··· Data to process ···
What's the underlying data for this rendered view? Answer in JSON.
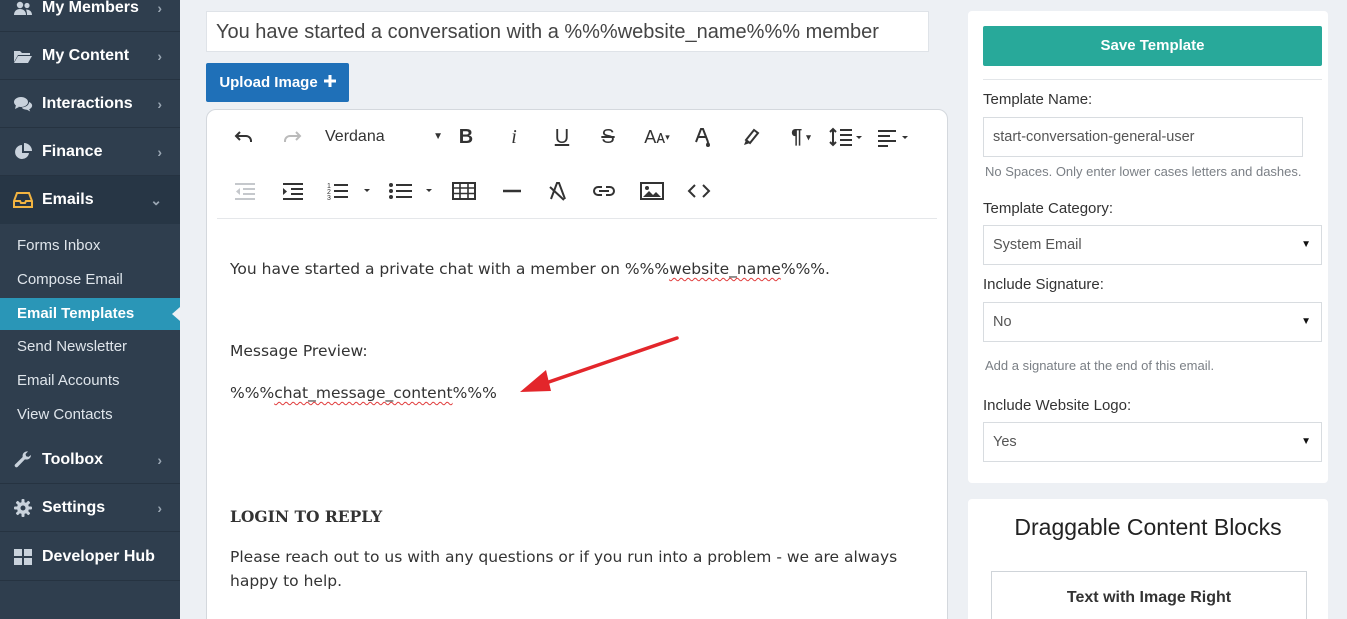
{
  "sidebar": {
    "items": [
      {
        "label": "My Members",
        "icon": "users-icon"
      },
      {
        "label": "My Content",
        "icon": "folder-open-icon"
      },
      {
        "label": "Interactions",
        "icon": "chat-bubbles-icon"
      },
      {
        "label": "Finance",
        "icon": "pie-chart-icon"
      },
      {
        "label": "Emails",
        "icon": "inbox-icon"
      },
      {
        "label": "Toolbox",
        "icon": "wrench-icon"
      },
      {
        "label": "Settings",
        "icon": "gear-icon"
      },
      {
        "label": "Developer Hub",
        "icon": "grid-icon"
      }
    ],
    "email_submenu": [
      "Forms Inbox",
      "Compose Email",
      "Email Templates",
      "Send Newsletter",
      "Email Accounts",
      "View Contacts"
    ],
    "selected_submenu": "Email Templates"
  },
  "subject": {
    "value": "You have started a conversation with a %%%website_name%%% member"
  },
  "upload": {
    "label": "Upload Image",
    "icon": "plus-icon"
  },
  "toolbar": {
    "font": "Verdana"
  },
  "editor": {
    "line1_prefix": "You have started a private chat with a member on %%%",
    "line1_var": "website_name",
    "line1_suffix": "%%%.",
    "preview_label": "Message Preview:",
    "line3_prefix": "%%%",
    "line3_var": "chat_message_content",
    "line3_suffix": "%%%",
    "login_heading": "LOGIN TO REPLY",
    "help_line1": "Please reach out to us with any questions or if you run into a problem - we are always",
    "help_line2": "happy to help."
  },
  "panel": {
    "save_label": "Save Template",
    "template_name_label": "Template Name:",
    "template_name_value": "start-conversation-general-user",
    "template_name_help": "No Spaces. Only enter lower cases letters and dashes.",
    "category_label": "Template Category:",
    "category_value": "System Email",
    "signature_label": "Include Signature:",
    "signature_value": "No",
    "signature_help": "Add a signature at the end of this email.",
    "logo_label": "Include Website Logo:",
    "logo_value": "Yes"
  },
  "blocks": {
    "title": "Draggable Content Blocks",
    "first_block": "Text with Image Right"
  },
  "colors": {
    "sidebar_bg": "#2f3e4e",
    "selected_submenu": "#2a96b7",
    "upload_button": "#1f70b8",
    "save_button": "#28a99a",
    "annotation_arrow": "#e3262b"
  }
}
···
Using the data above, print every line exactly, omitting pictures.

## Worked solution
What's the underlying data for this rendered view? Answer in JSON.
{
  "sidebar": {
    "items": [
      {
        "label": "My Members",
        "icon": "users-icon"
      },
      {
        "label": "My Content",
        "icon": "folder-open-icon"
      },
      {
        "label": "Interactions",
        "icon": "chat-bubbles-icon"
      },
      {
        "label": "Finance",
        "icon": "pie-chart-icon"
      },
      {
        "label": "Emails",
        "icon": "inbox-icon"
      },
      {
        "label": "Toolbox",
        "icon": "wrench-icon"
      },
      {
        "label": "Settings",
        "icon": "gear-icon"
      },
      {
        "label": "Developer Hub",
        "icon": "grid-icon"
      }
    ],
    "email_submenu": [
      "Forms Inbox",
      "Compose Email",
      "Email Templates",
      "Send Newsletter",
      "Email Accounts",
      "View Contacts"
    ],
    "selected_submenu": "Email Templates"
  },
  "subject": {
    "value": "You have started a conversation with a %%%website_name%%% member"
  },
  "upload": {
    "label": "Upload Image",
    "icon": "plus-icon"
  },
  "toolbar": {
    "font": "Verdana"
  },
  "editor": {
    "line1_prefix": "You have started a private chat with a member on %%%",
    "line1_var": "website_name",
    "line1_suffix": "%%%.",
    "preview_label": "Message Preview:",
    "line3_prefix": "%%%",
    "line3_var": "chat_message_content",
    "line3_suffix": "%%%",
    "login_heading": "LOGIN TO REPLY",
    "help_line1": "Please reach out to us with any questions or if you run into a problem - we are always",
    "help_line2": "happy to help."
  },
  "panel": {
    "save_label": "Save Template",
    "template_name_label": "Template Name:",
    "template_name_value": "start-conversation-general-user",
    "template_name_help": "No Spaces. Only enter lower cases letters and dashes.",
    "category_label": "Template Category:",
    "category_value": "System Email",
    "signature_label": "Include Signature:",
    "signature_value": "No",
    "signature_help": "Add a signature at the end of this email.",
    "logo_label": "Include Website Logo:",
    "logo_value": "Yes"
  },
  "blocks": {
    "title": "Draggable Content Blocks",
    "first_block": "Text with Image Right"
  },
  "colors": {
    "sidebar_bg": "#2f3e4e",
    "selected_submenu": "#2a96b7",
    "upload_button": "#1f70b8",
    "save_button": "#28a99a",
    "annotation_arrow": "#e3262b"
  }
}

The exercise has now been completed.